LinkedIn is not just a business social network. It’s a great way to create your own brand. When it comes to building credibility and increasing visibility of your value proposition, few tools are as effective as LinkedIn Recommendations, a reputation engine that financial advisors can use to boost their profile, attract clients and differentiate themselves from peers.
Still, it is not being leveraged by the advisor community to its fullest potential. Its usage entails a degree of awkwardness, uncertainty, and the pressure of reciprocity; barriers many admittedly find hard to overcome.

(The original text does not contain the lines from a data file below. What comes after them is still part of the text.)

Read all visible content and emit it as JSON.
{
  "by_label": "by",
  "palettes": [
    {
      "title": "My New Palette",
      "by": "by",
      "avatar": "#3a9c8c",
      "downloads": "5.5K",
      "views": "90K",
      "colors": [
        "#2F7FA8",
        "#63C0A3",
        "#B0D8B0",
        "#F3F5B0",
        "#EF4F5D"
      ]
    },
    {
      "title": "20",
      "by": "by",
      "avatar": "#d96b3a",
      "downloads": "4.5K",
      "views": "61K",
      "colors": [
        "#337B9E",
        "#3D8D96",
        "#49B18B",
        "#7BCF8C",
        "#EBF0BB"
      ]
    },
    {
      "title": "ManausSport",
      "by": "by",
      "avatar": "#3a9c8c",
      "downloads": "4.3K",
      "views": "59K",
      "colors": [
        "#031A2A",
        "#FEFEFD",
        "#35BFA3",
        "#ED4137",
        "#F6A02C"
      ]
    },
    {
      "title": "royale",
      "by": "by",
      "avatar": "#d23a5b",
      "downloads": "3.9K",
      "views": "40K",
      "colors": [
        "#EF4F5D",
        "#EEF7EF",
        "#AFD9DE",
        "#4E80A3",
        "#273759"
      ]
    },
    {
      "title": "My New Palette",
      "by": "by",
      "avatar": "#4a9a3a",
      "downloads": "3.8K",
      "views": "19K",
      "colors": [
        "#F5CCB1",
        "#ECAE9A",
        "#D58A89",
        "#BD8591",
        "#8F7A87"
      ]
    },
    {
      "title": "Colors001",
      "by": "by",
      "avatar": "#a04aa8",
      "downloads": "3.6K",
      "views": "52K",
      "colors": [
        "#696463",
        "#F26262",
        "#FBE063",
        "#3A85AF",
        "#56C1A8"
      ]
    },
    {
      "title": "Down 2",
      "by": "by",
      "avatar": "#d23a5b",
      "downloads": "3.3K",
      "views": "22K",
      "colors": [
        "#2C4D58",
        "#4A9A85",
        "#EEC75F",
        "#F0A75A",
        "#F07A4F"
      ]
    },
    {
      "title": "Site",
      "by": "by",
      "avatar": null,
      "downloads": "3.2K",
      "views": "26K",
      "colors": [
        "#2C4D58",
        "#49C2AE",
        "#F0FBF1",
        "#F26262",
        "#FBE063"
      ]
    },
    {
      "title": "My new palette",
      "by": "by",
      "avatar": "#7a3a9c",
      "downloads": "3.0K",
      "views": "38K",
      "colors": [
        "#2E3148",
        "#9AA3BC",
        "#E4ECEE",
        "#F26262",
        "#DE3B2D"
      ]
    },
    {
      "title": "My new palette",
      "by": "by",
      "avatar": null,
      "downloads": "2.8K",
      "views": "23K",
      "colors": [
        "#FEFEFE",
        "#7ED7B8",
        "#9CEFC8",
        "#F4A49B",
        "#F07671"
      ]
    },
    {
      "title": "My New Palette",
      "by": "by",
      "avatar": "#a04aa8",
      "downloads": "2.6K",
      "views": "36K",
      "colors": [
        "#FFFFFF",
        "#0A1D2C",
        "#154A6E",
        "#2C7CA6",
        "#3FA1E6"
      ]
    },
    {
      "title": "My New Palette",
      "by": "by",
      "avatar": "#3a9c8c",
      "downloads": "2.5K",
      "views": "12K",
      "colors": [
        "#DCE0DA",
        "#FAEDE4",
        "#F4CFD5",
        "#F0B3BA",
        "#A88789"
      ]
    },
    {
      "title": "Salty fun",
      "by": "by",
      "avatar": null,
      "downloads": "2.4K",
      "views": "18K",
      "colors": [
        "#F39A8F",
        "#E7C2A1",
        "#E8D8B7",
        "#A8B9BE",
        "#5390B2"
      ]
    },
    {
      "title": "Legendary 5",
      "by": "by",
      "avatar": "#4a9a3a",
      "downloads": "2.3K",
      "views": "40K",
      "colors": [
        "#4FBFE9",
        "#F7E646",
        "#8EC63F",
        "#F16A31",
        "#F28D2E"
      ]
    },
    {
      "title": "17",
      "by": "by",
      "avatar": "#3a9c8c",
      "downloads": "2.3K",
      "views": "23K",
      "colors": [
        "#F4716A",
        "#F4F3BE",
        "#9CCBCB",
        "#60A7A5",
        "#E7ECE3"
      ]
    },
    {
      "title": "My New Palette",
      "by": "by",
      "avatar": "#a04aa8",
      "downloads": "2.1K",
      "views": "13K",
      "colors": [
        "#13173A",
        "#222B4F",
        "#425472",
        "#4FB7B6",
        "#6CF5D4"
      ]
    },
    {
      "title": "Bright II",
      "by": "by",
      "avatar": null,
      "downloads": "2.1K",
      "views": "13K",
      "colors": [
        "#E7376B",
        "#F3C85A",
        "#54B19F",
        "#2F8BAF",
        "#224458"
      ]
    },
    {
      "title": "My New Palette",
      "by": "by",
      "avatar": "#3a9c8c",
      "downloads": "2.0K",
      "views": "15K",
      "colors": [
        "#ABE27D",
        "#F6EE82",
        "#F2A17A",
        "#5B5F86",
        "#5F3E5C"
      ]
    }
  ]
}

The perception that most clients have too many competing priorities to find time for something like this doesn’t help.
Social media gurus say following some basic rules and simple steps can help users breeze through this brand building exercise.
Ask at the right time in the right way, says Mike DeSousa, a Toronto-based Career Mobile Media® specialist, whose expertise lies in combining social media and mobile media to create a personal brand.
“Give before you receive; pre-qualify the person for their readiness to give you a recommendation,” says DeSousa. “This increases your likelihood of getting a positive response. Frame the nature of your recommendation in the manner that your services met their financial goals/objectives and the plan that you created for them.”
Receiving client testimonials is nothing new to financial advisors, but the mode of delivery needs an upgrade. Simon Reilly of Leading Advisor Inc, a BC-based firm that specialises in coaching financial and investment advisors, says clients have far too much on their mind. Advisors must make it easier for the client to create a LinkedIn recommendation or it will likely not happen.
One way to do that, says Reilly, is writing a procedure to give clients who have given testimonials with the instructions to imbed their specific testimonials into a LinkedIn recommendation.
It all starts with helping people out without expecting anything in return, says DeSousa. “Wherever possible, offer someone a genuine and sincere LinkedIn Recommendation before you ask them for one,” he says. “Make them feel great about themselves, seek out and focus on the best in them. Make as many emotional deposits as you possibly can.”
Who to ask
How long should you have known someone before you can ask them for a recommendation? DeSousa says it’s not just the length of time but the depth of connection that makes a relationship strong. “[Who I ask] depends on the strength and nature of relationship.”
Reilly agrees. “Given the strength of our client relationships and the testimonials, the recommendations on LinkedIn should be seamless.”
How many are two many
Most advisors use recommendations to either build credibility with their profile or credibility with the business or service they are offering. In such a scenario it’s important to consider how many recommendations are too many. The answer depends on who you ask.
Anyway you slice it, the “correct” number is going to be subjective although most agree it’s the quality of the recommendation that counts the most.